2020 has been a tough year for businesses. Though the year opened with a generally strong economy, the novel coronavirus pandemic caused widespread shutdowns and, as these have persisted, pushed some businesses to close entirely. On the other hand, many companies have successfully shifted their operations, and a whole group of creative entrepreneurs have filed for business licenses, spotting new, unmet needs in the midst of the pandemic. Regardless of industry, though, it’s a strange time to own a business, and with no end to the pandemic in sight, a growing number of owners are considering the possibility of filing for bankruptcy.
If your business’s finances are tight and you’re worried about meeting your obligations, it’s important to understand all of your options. Filing for bankruptcy can take a number of different forms depending on your financial circumstances and your hopes for your professional future. This is what you need to know to get started.
There Are Many Types Of Bankruptcy
Bankruptcy is hardly a one size fits all process, so before you decide whether or not you even plan to file, it’s important to know what options you’ll have available to you. For the typical small, sole proprietorship, this means choosing between Chapter 7 and Chapter 13 bankruptcy.
Chapter 7 bankruptcy is a good plan if you went a totally clean slate because you have few assets and are far behind on your expenses. That’s because Chapter 7 bankruptcy doesn’t require a repayment plan, and it can even be used to discharge both business and personal debts. With Chapter 13 bankruptcy, on the other hand, businesses negotiate a repayment plan with their creditors and are able to reorganize their operations. Chapter 13 bankruptcy and similar versions for large corporations explain why you may read about a business that filed for bankruptcy yet continued to operate; they simply reorganized their business.
The Pandemic Created New Options

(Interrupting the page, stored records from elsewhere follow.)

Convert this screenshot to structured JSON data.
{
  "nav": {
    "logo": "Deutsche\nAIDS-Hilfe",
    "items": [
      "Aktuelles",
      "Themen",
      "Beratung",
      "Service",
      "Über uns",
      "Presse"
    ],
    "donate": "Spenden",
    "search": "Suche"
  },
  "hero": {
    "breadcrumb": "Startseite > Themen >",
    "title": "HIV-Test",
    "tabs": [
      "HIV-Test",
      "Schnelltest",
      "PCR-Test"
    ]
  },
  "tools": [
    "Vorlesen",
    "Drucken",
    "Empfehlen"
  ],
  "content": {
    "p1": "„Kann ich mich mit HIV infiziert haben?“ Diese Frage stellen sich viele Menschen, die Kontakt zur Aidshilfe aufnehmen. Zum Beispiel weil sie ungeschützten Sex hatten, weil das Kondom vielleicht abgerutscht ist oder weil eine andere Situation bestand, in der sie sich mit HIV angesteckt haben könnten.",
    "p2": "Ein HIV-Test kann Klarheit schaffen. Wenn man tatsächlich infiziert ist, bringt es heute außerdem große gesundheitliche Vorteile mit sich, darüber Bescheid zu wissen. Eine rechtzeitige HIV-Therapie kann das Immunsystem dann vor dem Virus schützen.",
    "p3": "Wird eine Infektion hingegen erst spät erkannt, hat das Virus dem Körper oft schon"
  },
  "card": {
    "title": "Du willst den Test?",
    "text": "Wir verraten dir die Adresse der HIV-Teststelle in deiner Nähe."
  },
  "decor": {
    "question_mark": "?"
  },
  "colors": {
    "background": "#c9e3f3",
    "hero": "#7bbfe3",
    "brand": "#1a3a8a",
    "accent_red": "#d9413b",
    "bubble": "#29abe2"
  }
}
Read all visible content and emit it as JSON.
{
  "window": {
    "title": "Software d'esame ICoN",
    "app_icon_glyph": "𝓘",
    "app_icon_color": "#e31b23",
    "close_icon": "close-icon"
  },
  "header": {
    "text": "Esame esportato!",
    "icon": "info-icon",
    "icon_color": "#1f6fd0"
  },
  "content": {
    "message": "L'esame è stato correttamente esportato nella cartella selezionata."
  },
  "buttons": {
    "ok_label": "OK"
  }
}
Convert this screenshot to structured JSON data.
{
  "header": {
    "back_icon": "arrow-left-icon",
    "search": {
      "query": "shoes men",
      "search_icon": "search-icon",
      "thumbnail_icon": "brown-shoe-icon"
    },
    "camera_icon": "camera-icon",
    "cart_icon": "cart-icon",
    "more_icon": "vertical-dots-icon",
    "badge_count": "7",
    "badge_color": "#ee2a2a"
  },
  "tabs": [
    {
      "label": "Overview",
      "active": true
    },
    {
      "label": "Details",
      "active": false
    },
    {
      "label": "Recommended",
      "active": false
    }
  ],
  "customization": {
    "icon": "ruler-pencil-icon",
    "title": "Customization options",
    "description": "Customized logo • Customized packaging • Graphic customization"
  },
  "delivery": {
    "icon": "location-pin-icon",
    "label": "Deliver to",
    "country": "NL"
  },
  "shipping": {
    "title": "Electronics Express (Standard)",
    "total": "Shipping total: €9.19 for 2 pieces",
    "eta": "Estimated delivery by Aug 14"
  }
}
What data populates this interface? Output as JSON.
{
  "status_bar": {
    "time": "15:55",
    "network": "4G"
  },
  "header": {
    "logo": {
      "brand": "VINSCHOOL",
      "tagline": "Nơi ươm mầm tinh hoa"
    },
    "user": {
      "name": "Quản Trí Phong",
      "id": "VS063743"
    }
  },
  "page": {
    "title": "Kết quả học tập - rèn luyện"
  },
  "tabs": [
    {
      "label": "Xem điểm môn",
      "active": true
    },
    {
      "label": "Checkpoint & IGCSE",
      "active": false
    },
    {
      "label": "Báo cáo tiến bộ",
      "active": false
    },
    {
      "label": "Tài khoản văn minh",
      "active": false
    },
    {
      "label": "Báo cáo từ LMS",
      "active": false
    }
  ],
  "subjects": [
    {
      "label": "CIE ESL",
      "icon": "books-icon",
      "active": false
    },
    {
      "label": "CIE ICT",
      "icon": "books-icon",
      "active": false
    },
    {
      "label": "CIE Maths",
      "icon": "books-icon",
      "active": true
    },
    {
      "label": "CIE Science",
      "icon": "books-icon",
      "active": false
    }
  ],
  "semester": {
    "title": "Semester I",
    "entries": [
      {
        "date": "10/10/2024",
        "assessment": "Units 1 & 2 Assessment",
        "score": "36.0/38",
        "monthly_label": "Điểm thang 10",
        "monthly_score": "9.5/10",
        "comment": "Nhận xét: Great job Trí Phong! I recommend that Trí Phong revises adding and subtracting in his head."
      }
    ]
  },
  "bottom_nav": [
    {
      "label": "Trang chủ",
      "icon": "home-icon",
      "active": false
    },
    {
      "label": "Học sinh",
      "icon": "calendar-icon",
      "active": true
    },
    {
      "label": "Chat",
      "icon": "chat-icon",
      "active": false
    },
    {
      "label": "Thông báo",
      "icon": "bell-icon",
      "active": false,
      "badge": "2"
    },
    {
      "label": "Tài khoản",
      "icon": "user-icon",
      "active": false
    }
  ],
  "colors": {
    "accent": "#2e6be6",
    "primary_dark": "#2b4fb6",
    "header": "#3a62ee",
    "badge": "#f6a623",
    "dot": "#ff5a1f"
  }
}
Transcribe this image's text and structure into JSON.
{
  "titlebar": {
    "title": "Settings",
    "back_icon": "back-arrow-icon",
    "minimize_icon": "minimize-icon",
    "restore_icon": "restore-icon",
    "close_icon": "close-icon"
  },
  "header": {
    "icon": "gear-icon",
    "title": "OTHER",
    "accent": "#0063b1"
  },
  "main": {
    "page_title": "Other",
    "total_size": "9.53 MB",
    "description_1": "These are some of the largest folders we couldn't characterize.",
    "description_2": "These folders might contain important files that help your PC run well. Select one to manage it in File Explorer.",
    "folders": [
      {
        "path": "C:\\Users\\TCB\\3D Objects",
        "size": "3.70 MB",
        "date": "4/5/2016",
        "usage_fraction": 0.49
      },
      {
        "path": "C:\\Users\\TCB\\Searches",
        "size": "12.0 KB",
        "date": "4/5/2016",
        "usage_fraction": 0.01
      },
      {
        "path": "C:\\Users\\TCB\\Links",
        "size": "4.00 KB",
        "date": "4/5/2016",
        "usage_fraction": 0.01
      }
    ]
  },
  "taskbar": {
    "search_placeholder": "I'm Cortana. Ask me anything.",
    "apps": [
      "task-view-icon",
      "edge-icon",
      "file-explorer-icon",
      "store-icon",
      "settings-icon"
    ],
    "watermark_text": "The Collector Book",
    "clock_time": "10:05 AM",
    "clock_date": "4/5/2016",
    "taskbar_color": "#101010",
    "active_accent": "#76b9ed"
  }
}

Chapter 7 and Chapter 13 bankruptcy are standard filing options available to businesses regardless of other economic circumstances. However, since the start of the pandemic, the US government has created additional options, along with programs designed to help keep companies afloat, such as the Paycheck Protection Program, which incentivized keeping employees on payroll despite shutdowns and reduced business. In a similar vein, the CARES Act modified the previous year’s Small Business Reorganization Act to allow more small businesses to qualify for Chapter 11 bankruptcy.
What makes Chapter 11 bankruptcy different from Chapter 7 or Chapter 13 filings? In principle, this model is more like Chapter 13 because it is founded on a repayment plan and because it enables the business in question to reorganize its structure in hopes of continuing to operate. Additionally, Chapter 11 filings need to be approved by a judge. Prior to its modifications under the CARES Act, though, Chapter 11 bankruptcy was really only available to larger corporations, privileging their ability to continue operating, but now small businesses have more continuity options.
Continuity Comes With Challenges
Small businesses historically have opted for Chapter 7 bankruptcy because it freed them of obligations; Chapter 7 bankruptcy is the closest thing to a blank slate that small business owners have access to. On the other hand, per subchapter V, businesses that file for Chapter 11 bankruptcy are required to contribute all of their disposable income to paying their creditors for the next three to five years. That means these businesses can’t build up any additional personal or professional security during this period as everything above living and operational expenses must be paid toward their debt.
Bankruptcy is always a possibility for small businesses, as is simply shutting down. That’s because, as optimistic as every owner would like to be, operating a small business is challenging and it’s rarely profitable during the first few years. At the end of the day, then, your goal should be to make the best choice for yourself, your employees, and your business, and as frustrating as it may be, sometimes filing for bankruptcy is the best choice.